‘If a shy, gay man born in a Bombay chawl can see this fame, anyone can’

WENDELL Rodricks’ inspirational personal arc and disciplined engagement with his craft make his autobiography an engrossing read. The 52-year-old fashion designer discusses The Green Room with Ajachi chakrabarti.

Wendell Rodricks
Wendell Rodricks

When does one decide that it’s time to write a memoir?
I thought I’d write an autobiography later, maybe 10 years from now, but the opportunity presented itself. Other designers are doing retrospectives, and I was pompous enough to think a book would be more cerebral. I was worried that some things that were being perpetuated about me would go down in posterity. If I am truthful, accept all my flaws as well as my victories, and state it without getting emotionally involved with myself, I could guard against self-indulgence. There were moments when I was skating on thin ice because I spoke about every collection I did. That was a slight indulgence.
Is this your personal story or a history of fashion?
At least a quarter of it is about the fashion industry. I wanted to tell a story of inspiration. Throughout my career, I’d come home and say, “Pinch me, I’m dreaming.” If I, as a shy, stuttering, gay man born in a Bombay chawl could see this fame, anyone could.
Is the perception of fashion as an industry ruled by egos and scandals accurate?
I have seen the real Page 3. But then I go to a party in my village, and there’s a rich person showing off his car, and an auntie from the Gulf doing her thing. Fashion and cinema get a spotlight because of the spotlight they already have. There’s talk about cocaine in the fashion industry, but there is cocaine among bankers, corporations and the media. Every profession has the same cast of characters.
How has Goa affected your sensibilities, your method?
If not for Goa, I wouldn’t be able to give this country minimalism, or resort wear, or eco-friendly clothes. It was Goa that gave me that inspiration, as a result of being close to nature and being with people who did not care where I came from. In fact, my staff had no idea I was famous till they saw me in the papers. But it didn’t affect them. That is what Goa gave me: a very real life devoid of flattery and sycophancy.
THE GREEN ROOM Wendell Rodricks Rupa & Co  380 pp; Rs 595
Wendell Rodricks
Rupa & Co
380 pp; Rs 595

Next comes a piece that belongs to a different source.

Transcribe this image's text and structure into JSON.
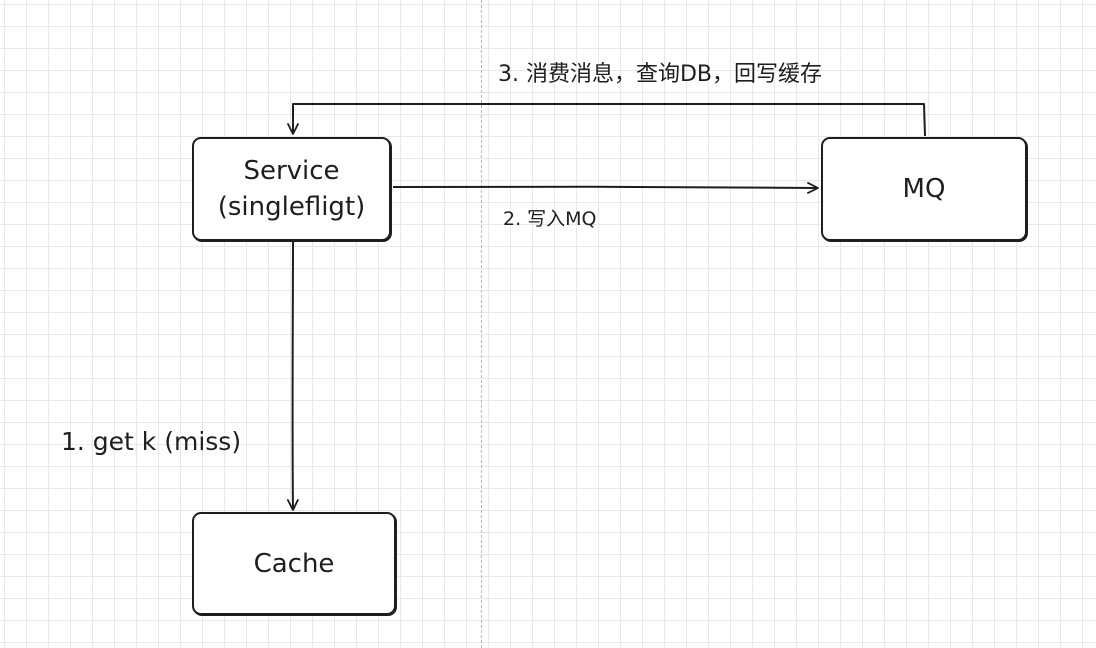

Your book talks about your partner Jerome, but doesn’t discuss the struggles of coming out.
That’s because I did not have any struggles. I was honest with my family from the beginning. When I introduced them to Jerome, they accepted him because he is a solid person. If I had an outing of sorts, it was Shobhaa Dé writing about it. That spooked my family. They were fine with the larger family knowing, the colony knowing, all of Mahim knowing, but suddenly going out into the public arena was a shock.
You are planning to write a textbook on cutting cloth.
You see students trying to cut a garment, they are going crazy because it is based on this obscure method that requires a lot of mathematical calculation, and all fashion designers are terrible at math. I can throw a pair of scissors to barely half a dozen designers today who will be able to cut a garment in 10 minutes. Indian tailors have a method in their head and they cut in a certain way, but if you ask them what that method is, they won’t be able to tell you. I’ve stumbled upon a formula. If you watch me cut in that method, even you’d be able to cut clothes.
Why isn’t the fashion industry thinking about techniques and disseminating them?
They’re too busy making money (laughs). I think there is a lot of scope for research, if the various levels of this industry come together on one platform. If I could write a book like Moda Goa, I’m sure other designers can do a better job with their states. Nobody can do Kolkata better than Sabyasachi (Mukherjee) and no one can do Kashmir better than Rohit Bal. The problem is that like everything else in India, there is very little R&D. We need to constantly update our syllabus.